By default they show you approximately how many shots can fit in the remaining space on your card. If the number goes over a thousand then this K will light up, and the number will show a fractional amount. So for example, if you see (1.2)k then you have got space on your card for approximately 1200 pictures. When you half-press the Shutter button, you'll see an r here and a two digit number, this indicates how many shots will fit in the camera's buffer. As you shoot quickly, that number will go down indicating that the buffer is filling up, if it gets to 0 the camera will stop shooting until it has time to empty out the buffer at which point the number will slowly go up as the buffer empties.
The buffer can hold more JPEGs than RAWs, so the maximum number will vary depending on which format you're using. This display can also be set to show ISO, in which case the ISO lights up. This Auto Light shows up when ISO is set to AUTO. Finally this lights up when the Flash is ready to fire, the camera's built-in Flash begins charging as soon as it pops up. Above the Main Status Display there are three additional lights that can appear. The No Memory Card Indicator will light up if you have forgotten to put a card in the camera. The B/W light will show if you have chosen a black-and-white picture style.
Now don't worry about remembering all of this stuff. Exposure Settings are the critical readouts that you need to understand, the other Status Options will become obvious as you activate those specific features.
- What is an SLR?
- Attaching a lens to a camera
- Deciding how many batteries and media cards are needed
- Setting Auto mode
- Changing ISO
- Changing image format and size
- Manually selecting a focus point
- Correcting exposure while shooting

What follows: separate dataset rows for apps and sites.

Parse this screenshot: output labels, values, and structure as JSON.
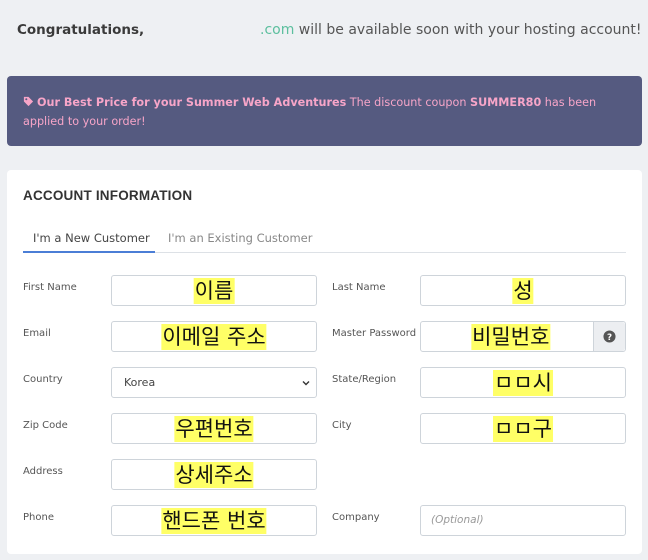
{
  "header": {
    "congrats_label": "Congratulations,",
    "domain_suffix": ".com",
    "message": " will be available soon with your hosting account!"
  },
  "promo": {
    "icon": "tag-icon",
    "title": "Our Best Price for your Summer Web Adventures",
    "text_before": " The discount coupon ",
    "coupon": "SUMMER80",
    "text_after": " has been applied to your order!"
  },
  "account": {
    "title": "ACCOUNT INFORMATION",
    "tabs": [
      {
        "label": "I'm a New Customer",
        "active": true
      },
      {
        "label": "I'm an Existing Customer",
        "active": false
      }
    ]
  },
  "form": {
    "first_name": {
      "label": "First Name",
      "value": "이름"
    },
    "last_name": {
      "label": "Last Name",
      "value": "성"
    },
    "email": {
      "label": "Email",
      "value": "이메일 주소"
    },
    "master_password": {
      "label": "Master Password",
      "value": "비밀번호",
      "help_icon": "question-circle-icon"
    },
    "country": {
      "label": "Country",
      "value": "Korea"
    },
    "state": {
      "label": "State/Region",
      "value": "ㅁㅁ시"
    },
    "zip": {
      "label": "Zip Code",
      "value": "우편번호"
    },
    "city": {
      "label": "City",
      "value": "ㅁㅁ구"
    },
    "address": {
      "label": "Address",
      "value": "상세주소"
    },
    "phone": {
      "label": "Phone",
      "value": "핸드폰 번호"
    },
    "company": {
      "label": "Company",
      "placeholder": "(Optional)"
    }
  },
  "colors": {
    "promo_bg": "#555a80",
    "promo_text": "#f7a5c8",
    "domain": "#5cbf9e",
    "tab_active": "#4b7ed6",
    "highlight": "#ffff66"
  }
}
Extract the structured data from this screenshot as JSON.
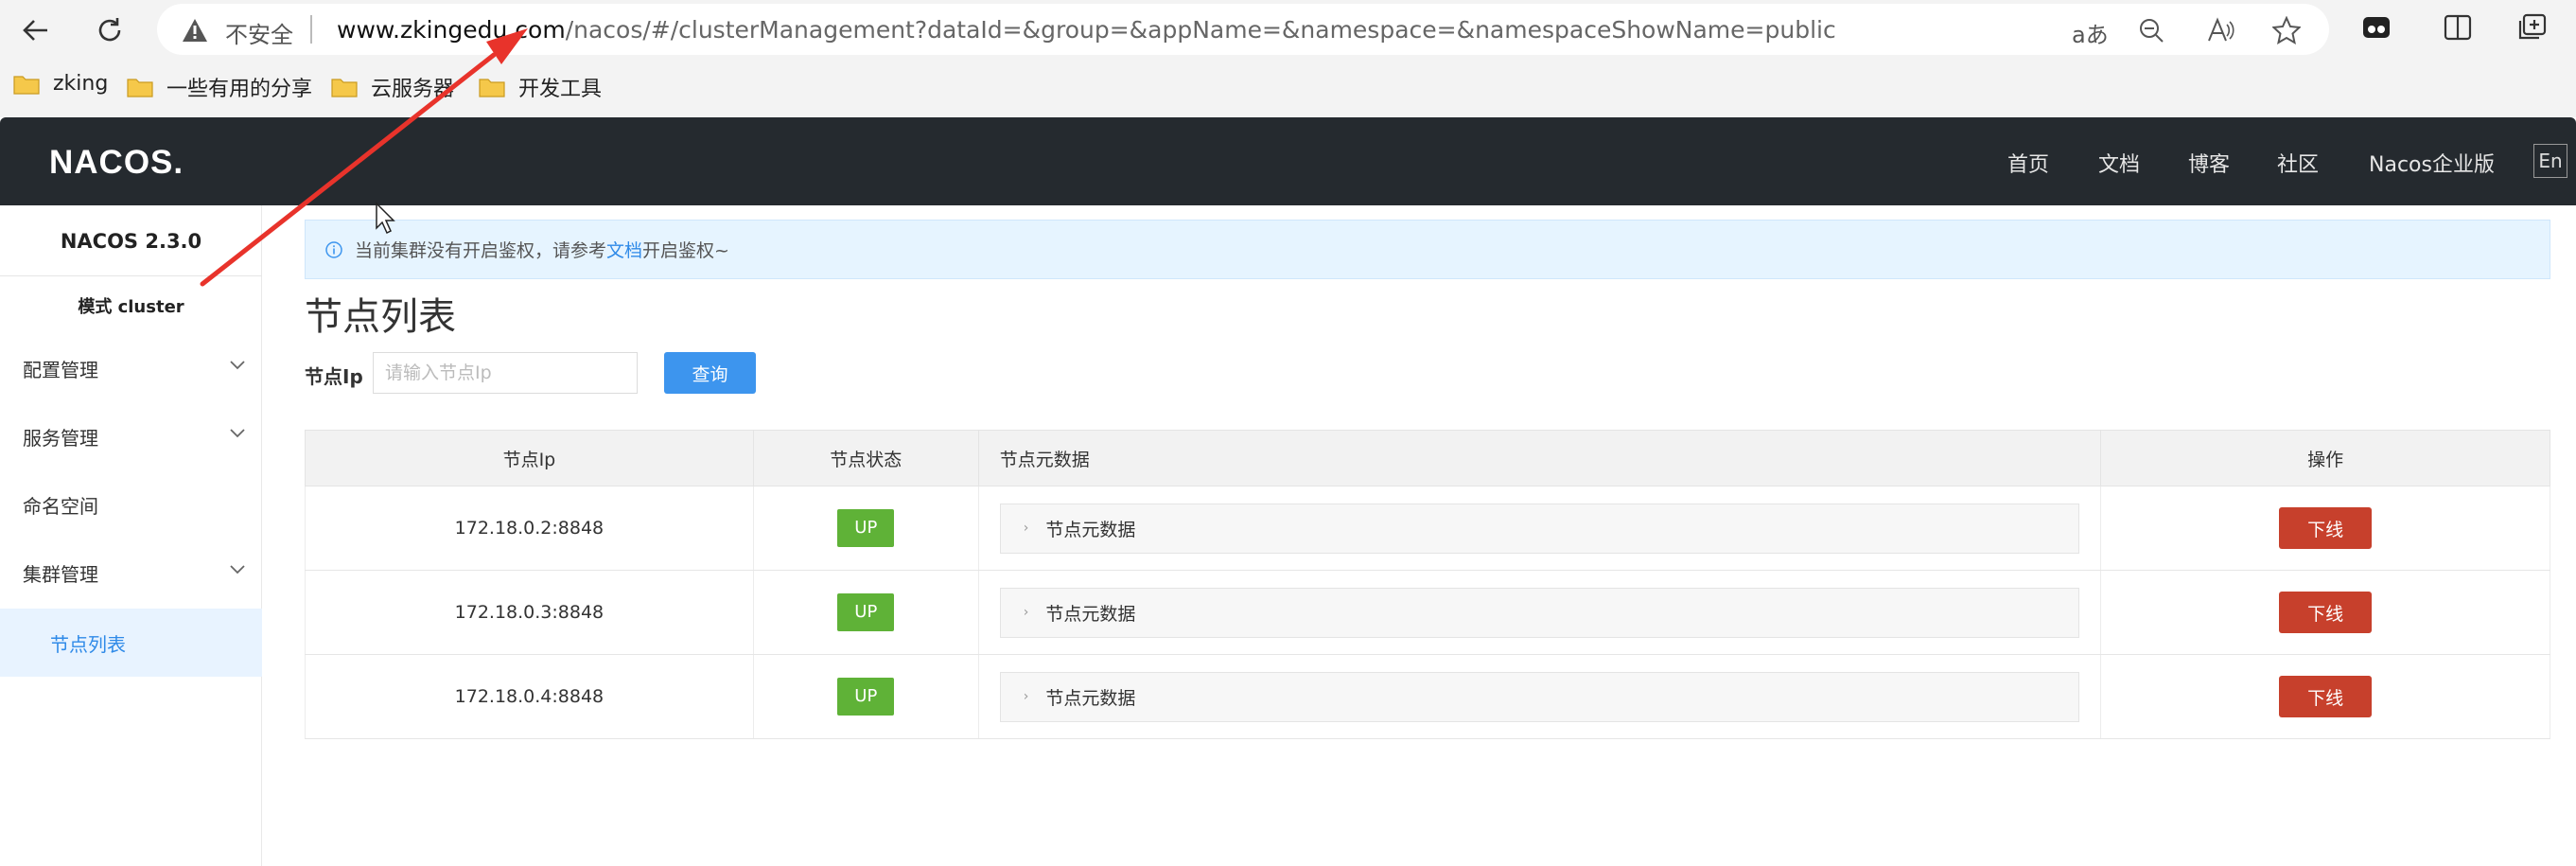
{
  "browser": {
    "insecure_label": "不安全",
    "url_domain": "www.zkingedu.com",
    "url_path": "/nacos/#/clusterManagement?dataId=&group=&appName=&namespace=&namespaceShowName=public",
    "read_aloud_label": "aあ",
    "bookmarks": [
      {
        "label": "zking"
      },
      {
        "label": "一些有用的分享"
      },
      {
        "label": "云服务器"
      },
      {
        "label": "开发工具"
      }
    ]
  },
  "header": {
    "logo": "NACOS.",
    "nav": [
      "首页",
      "文档",
      "博客",
      "社区",
      "Nacos企业版"
    ],
    "lang": "En"
  },
  "sidebar": {
    "version": "NACOS 2.3.0",
    "mode": "模式 cluster",
    "items": [
      {
        "label": "配置管理"
      },
      {
        "label": "服务管理"
      },
      {
        "label": "命名空间"
      },
      {
        "label": "集群管理"
      },
      {
        "label": "节点列表"
      }
    ]
  },
  "main": {
    "alert": {
      "prefix": "当前集群没有开启鉴权，请参考",
      "link": "文档",
      "suffix": "开启鉴权~"
    },
    "title": "节点列表",
    "filter": {
      "label": "节点Ip",
      "placeholder": "请输入节点Ip",
      "button": "查询"
    },
    "table": {
      "columns": [
        "节点Ip",
        "节点状态",
        "节点元数据",
        "操作"
      ],
      "rows": [
        {
          "ip": "172.18.0.2:8848",
          "status": "UP",
          "meta": "节点元数据",
          "action": "下线"
        },
        {
          "ip": "172.18.0.3:8848",
          "status": "UP",
          "meta": "节点元数据",
          "action": "下线"
        },
        {
          "ip": "172.18.0.4:8848",
          "status": "UP",
          "meta": "节点元数据",
          "action": "下线"
        }
      ]
    }
  },
  "colors": {
    "header_bg": "#252a2f",
    "accent_blue": "#3d95ee",
    "status_up": "#5fb237",
    "offline_red": "#c7402c",
    "annotation_arrow": "#e8332b"
  }
}
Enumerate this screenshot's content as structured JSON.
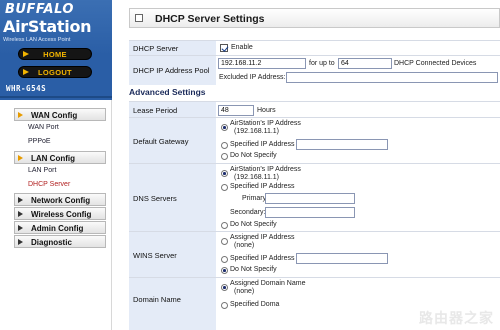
{
  "brand": {
    "logo": "BUFFALO",
    "product": "AirStation",
    "tagline": "Wireless LAN Access Point",
    "model": "WHR-G54S"
  },
  "top_nav": {
    "home": "HOME",
    "logout": "LOGOUT"
  },
  "menu": {
    "wan_config": "WAN Config",
    "wan_port": "WAN Port",
    "pppoe": "PPPoE",
    "lan_config": "LAN Config",
    "lan_port": "LAN Port",
    "dhcp_server": "DHCP Server",
    "network_config": "Network Config",
    "wireless_config": "Wireless Config",
    "admin_config": "Admin Config",
    "diagnostic": "Diagnostic"
  },
  "page": {
    "title": "DHCP Server Settings"
  },
  "dhcp": {
    "server_label": "DHCP Server",
    "enable_label": "Enable",
    "enabled": true,
    "pool_label": "DHCP IP Address Pool",
    "pool_start": "192.168.11.2",
    "for_up_to": "for up to",
    "pool_count": "64",
    "connected_devices": "DHCP Connected Devices",
    "excluded_label": "Excluded IP Address:",
    "excluded_value": ""
  },
  "advanced": {
    "heading": "Advanced Settings",
    "lease_label": "Lease Period",
    "lease_value": "48",
    "lease_unit": "Hours",
    "gateway": {
      "label": "Default Gateway",
      "opt1": "AirStation's IP Address",
      "opt1_sub": "(192.168.11.1)",
      "opt2": "Specified IP Address",
      "opt3": "Do Not Specify",
      "selected": 1
    },
    "dns": {
      "label": "DNS Servers",
      "opt1": "AirStation's IP Address",
      "opt1_sub": "(192.168.11.1)",
      "opt2": "Specified IP Address",
      "primary": "Primary:",
      "secondary": "Secondary:",
      "opt3": "Do Not Specify",
      "selected": 1
    },
    "wins": {
      "label": "WINS Server",
      "opt1": "Assigned IP Address",
      "opt1_sub": "(none)",
      "opt2": "Specified IP Address",
      "opt3": "Do Not Specify",
      "selected": 3
    },
    "domain": {
      "label": "Domain Name",
      "opt1": "Assigned Domain Name",
      "opt1_sub": "(none)",
      "opt2": "Specified Doma",
      "selected": 1
    }
  },
  "watermark": "路由器之家"
}
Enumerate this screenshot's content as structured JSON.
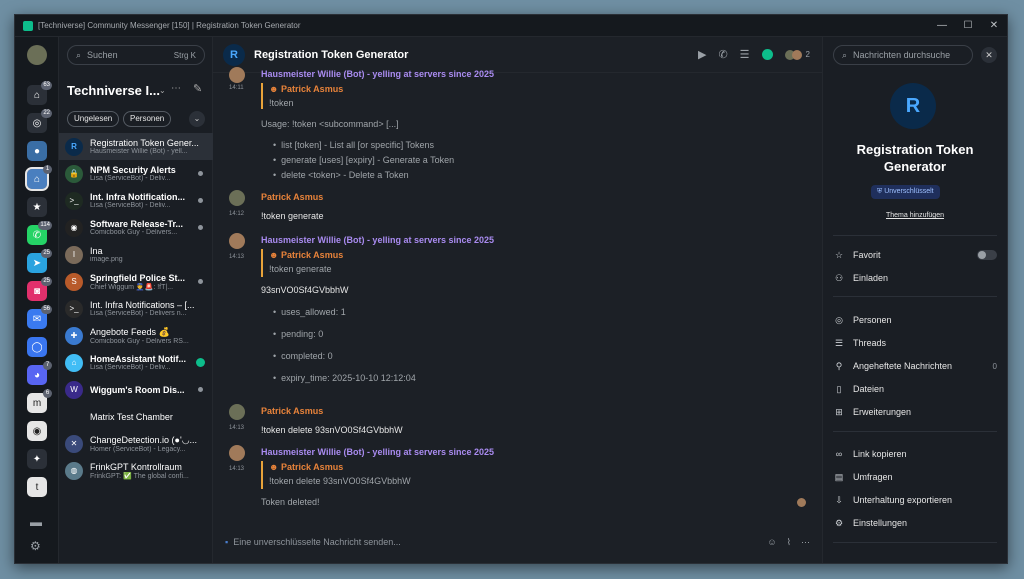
{
  "window": {
    "title": "[Techniverse] Community Messenger [150] | Registration Token Generator"
  },
  "rail": {
    "spaces": [
      {
        "name": "home-space-icon",
        "badge": "63",
        "color": "#2b3038",
        "glyph": "⌂"
      },
      {
        "name": "settings-space-icon",
        "badge": "22",
        "color": "#2b3038",
        "glyph": "◎"
      },
      {
        "name": "space-1-icon",
        "badge": "",
        "color": "#3a6ea5",
        "glyph": "●"
      },
      {
        "name": "techniverse-space-icon",
        "badge": "1",
        "color": "#4a7fbf",
        "glyph": "⌂"
      },
      {
        "name": "favourites-space-icon",
        "badge": "",
        "color": "#2b3038",
        "glyph": "★"
      },
      {
        "name": "whatsapp-space-icon",
        "badge": "114",
        "color": "#25d366",
        "glyph": "✆"
      },
      {
        "name": "telegram-space-icon",
        "badge": "25",
        "color": "#2aa3df",
        "glyph": "➤"
      },
      {
        "name": "instagram-space-icon",
        "badge": "25",
        "color": "#e1306c",
        "glyph": "◙"
      },
      {
        "name": "messenger-space-icon",
        "badge": "56",
        "color": "#3a7af0",
        "glyph": "✉"
      },
      {
        "name": "signal-space-icon",
        "badge": "",
        "color": "#3a76f0",
        "glyph": "◯"
      },
      {
        "name": "discord-space-icon",
        "badge": "7",
        "color": "#5865f2",
        "glyph": "◕"
      },
      {
        "name": "matrix-space-icon",
        "badge": "6",
        "color": "#e6e6e6",
        "glyph": "m"
      },
      {
        "name": "webhook-space-icon",
        "badge": "",
        "color": "#e6e6e6",
        "glyph": "◉"
      },
      {
        "name": "bot-space-icon",
        "badge": "",
        "color": "#2b3038",
        "glyph": "✦"
      },
      {
        "name": "tumblr-space-icon",
        "badge": "",
        "color": "#e6e6e6",
        "glyph": "t"
      }
    ],
    "bottom": [
      "chat-icon",
      "settings-icon"
    ]
  },
  "roomlist": {
    "search_placeholder": "Suchen",
    "search_shortcut": "Strg K",
    "space_title": "Techniverse I...",
    "filters": [
      "Ungelesen",
      "Personen"
    ],
    "rooms": [
      {
        "name": "Registration Token Gener...",
        "preview": "Hausmeister Willie (Bot) - yell...",
        "avatar": "R",
        "color": "#0a2a4a",
        "bold": false,
        "selected": true,
        "unread": false
      },
      {
        "name": "NPM Security Alerts",
        "preview": "Lisa (ServiceBot) - Deliv...",
        "avatar": "🔒",
        "color": "#2b5a3a",
        "bold": true,
        "selected": false,
        "unread": true
      },
      {
        "name": "Int. Infra Notification...",
        "preview": "Lisa (ServiceBot) - Deliv...",
        "avatar": ">_",
        "color": "#1e2a22",
        "bold": true,
        "selected": false,
        "unread": true
      },
      {
        "name": "Software Release-Tr...",
        "preview": "Comicbook Guy - Delivers...",
        "avatar": "◉",
        "color": "#222",
        "bold": true,
        "selected": false,
        "unread": true
      },
      {
        "name": "Ina",
        "preview": "image.png",
        "avatar": "I",
        "color": "#7a6a5a",
        "bold": false,
        "selected": false,
        "unread": false
      },
      {
        "name": "Springfield Police St...",
        "preview": "Chief Wiggum 👮🚨: !fT|...",
        "avatar": "S",
        "color": "#b85a2a",
        "bold": true,
        "selected": false,
        "unread": true
      },
      {
        "name": "Int. Infra Notifications – [...",
        "preview": "Lisa (ServiceBot) - Delivers n...",
        "avatar": ">_",
        "color": "#2a2a2a",
        "bold": false,
        "selected": false,
        "unread": false
      },
      {
        "name": "Angebote Feeds 💰",
        "preview": "Comicbook Guy - Delivers RS...",
        "avatar": "✚",
        "color": "#3a7ad0",
        "bold": false,
        "selected": false,
        "unread": false
      },
      {
        "name": "HomeAssistant Notif...",
        "preview": "Lisa (ServiceBot) - Deliv...",
        "avatar": "⌂",
        "color": "#41bdf5",
        "bold": true,
        "selected": false,
        "unread": true
      },
      {
        "name": "Wiggum's Room Dis...",
        "preview": "",
        "avatar": "W",
        "color": "#3a2a8a",
        "bold": true,
        "selected": false,
        "unread": true
      },
      {
        "name": "Matrix Test Chamber",
        "preview": "",
        "avatar": "",
        "color": "#1a1e24",
        "bold": false,
        "selected": false,
        "unread": false
      },
      {
        "name": "ChangeDetection.io (●'◡...",
        "preview": "Homer (ServiceBot) - Legacy...",
        "avatar": "✕",
        "color": "#3a4a7a",
        "bold": false,
        "selected": false,
        "unread": false
      },
      {
        "name": "FrinkGPT Kontrollraum",
        "preview": "FrinkGPT: ✅ The global confi...",
        "avatar": "◍",
        "color": "#5a7a8a",
        "bold": false,
        "selected": false,
        "unread": false
      }
    ]
  },
  "header": {
    "room_name": "Registration Token Generator",
    "avatar_letter": "R",
    "member_count": "2"
  },
  "timeline": {
    "m0": {
      "sender": "Hausmeister Willie (Bot) - yelling at servers since 2025",
      "time": "14:11",
      "reply_to": "Patrick Asmus",
      "reply_text": "!token",
      "usage": "Usage: !token <subcommand> [...]",
      "items": [
        "list [token] - List all [or specific] Tokens",
        "generate [uses] [expiry] - Generate a Token",
        "delete <token> - Delete a Token"
      ]
    },
    "m1": {
      "sender": "Patrick Asmus",
      "time": "14:12",
      "text": "!token generate"
    },
    "m2": {
      "sender": "Hausmeister Willie (Bot) - yelling at servers since 2025",
      "time": "14:13",
      "reply_to": "Patrick Asmus",
      "reply_text": "!token generate",
      "token": "93snVO0Sf4GVbbhW",
      "items": [
        "uses_allowed: 1",
        "pending: 0",
        "completed: 0",
        "expiry_time: 2025-10-10 12:12:04"
      ]
    },
    "m3": {
      "sender": "Patrick Asmus",
      "time": "14:13",
      "text": "!token delete 93snVO0Sf4GVbbhW"
    },
    "m4": {
      "sender": "Hausmeister Willie (Bot) - yelling at servers since 2025",
      "time": "14:13",
      "reply_to": "Patrick Asmus",
      "reply_text": "!token delete 93snVO0Sf4GVbbhW",
      "text": "Token deleted!"
    }
  },
  "composer": {
    "placeholder": "Eine unverschlüsselte Nachricht senden..."
  },
  "panel": {
    "search_placeholder": "Nachrichten durchsuche",
    "avatar_letter": "R",
    "room_name": "Registration Token Generator",
    "encryption": "Unverschlüsselt",
    "add_topic": "Thema hinzufügen",
    "favourite": "Favorit",
    "invite": "Einladen",
    "people": "Personen",
    "threads": "Threads",
    "pinned": "Angeheftete Nachrichten",
    "pinned_count": "0",
    "files": "Dateien",
    "extensions": "Erweiterungen",
    "copy_link": "Link kopieren",
    "polls": "Umfragen",
    "export": "Unterhaltung exportieren",
    "settings": "Einstellungen"
  }
}
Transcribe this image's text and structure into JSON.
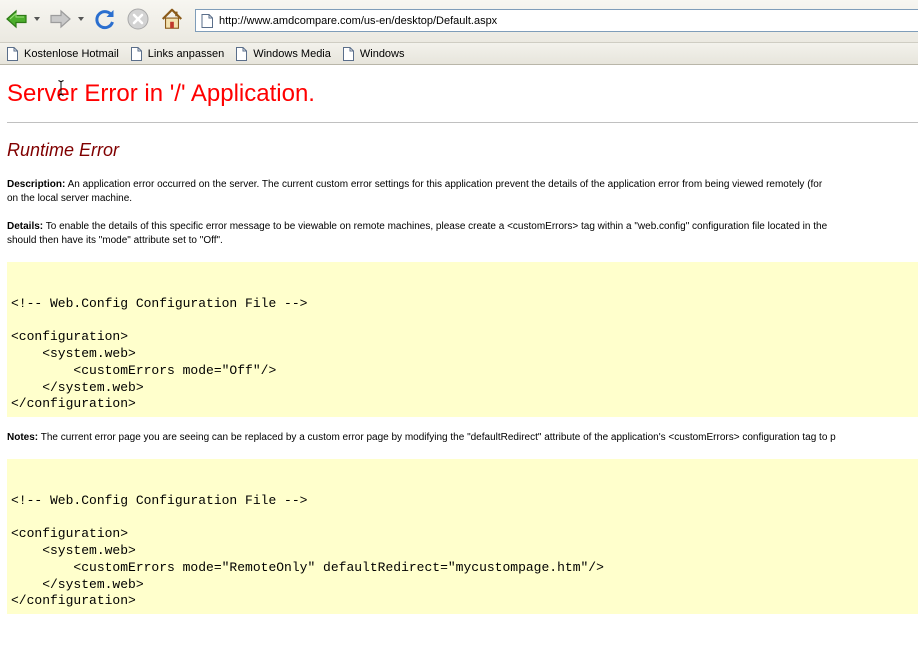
{
  "browser": {
    "address": "http://www.amdcompare.com/us-en/desktop/Default.aspx",
    "bookmarks": [
      "Kostenlose Hotmail",
      "Links anpassen",
      "Windows Media",
      "Windows"
    ]
  },
  "error_page": {
    "title": "Server Error in '/' Application.",
    "subtitle": "Runtime Error",
    "description_label": "Description:",
    "description_text": " An application error occurred on the server. The current custom error settings for this application prevent the details of the application error from being viewed remotely (for",
    "description_text_2": "on the local server machine.",
    "details_label": "Details:",
    "details_text": " To enable the details of this specific error message to be viewable on remote machines, please create a <customErrors> tag within a \"web.config\" configuration file located in the",
    "details_text_2": "should then have its \"mode\" attribute set to \"Off\".",
    "code1": "\n\n<!-- Web.Config Configuration File -->\n\n<configuration>\n    <system.web>\n        <customErrors mode=\"Off\"/>\n    </system.web>\n</configuration>",
    "notes_label": "Notes:",
    "notes_text": " The current error page you are seeing can be replaced by a custom error page by modifying the \"defaultRedirect\" attribute of the application's <customErrors> configuration tag to p",
    "code2": "\n\n<!-- Web.Config Configuration File -->\n\n<configuration>\n    <system.web>\n        <customErrors mode=\"RemoteOnly\" defaultRedirect=\"mycustompage.htm\"/>\n    </system.web>\n</configuration>"
  },
  "colors": {
    "title": "#ff0000",
    "subtitle": "#800000",
    "code_background": "#ffffcc"
  },
  "icons": [
    "back-arrow-icon",
    "forward-arrow-icon",
    "refresh-icon",
    "stop-icon",
    "home-icon",
    "page-icon",
    "bookmark-page-icon"
  ]
}
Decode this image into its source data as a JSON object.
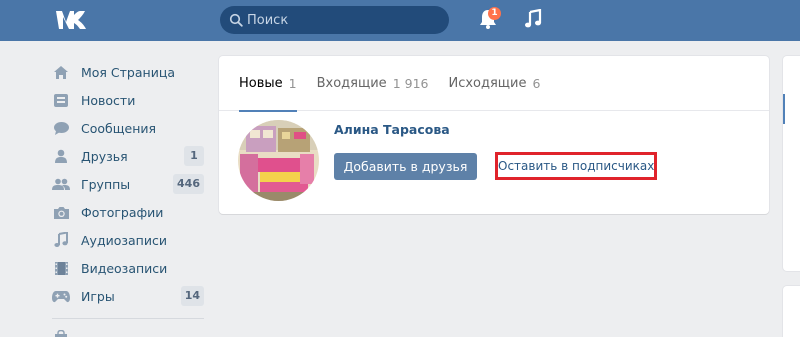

- Controlling white balance
- Using a driver and self-timer
- Auto exposure bracketing
- Selecting a picture style
- Using Live View
- Shooting video
- Using custom functions, such as ISO expansion and mirror lockup
- Cleaning the camera and sensor
Skill Level Beginner
Photography Foundations: Exposure (2010)with Ben Long3h 24m Appropriate for all
1. Getting to Know Your Nikon SLR
2. Shooting in Auto Mode
3. Shooting in Program Mode
4. Controlling Autofocus
5. Controlling White Balance
Using white balance presets2m 11s
6. Understanding Release Modes
7. Using the Exposure Control Options
8. More Playback Options
9. Shooting with Scene Modes
10. Shooting with Flash
11. Shooting with Picture Styles
12. Using Live View
13. Shooting Video
14. Customizing Menus and Modes
15. Using Custom Settings
16. Retouching Images
17. Caring for Your Camera
- Mark as unwatched
- Mark all as unwatched
Are you sure you want to mark all the videos in this course as unwatched?
This will not affect your course history, your reports, or your certificates of completion for this course.Cancel
Take notes with your new membership!
Type in the entry box, then click Enter to save your note.
1:30Press on any video thumbnail to jump immediately to the timecode shown.
Notes are saved with you account but can also be exported as plain text, MS Word, PDF, Google Doc, or Evernote.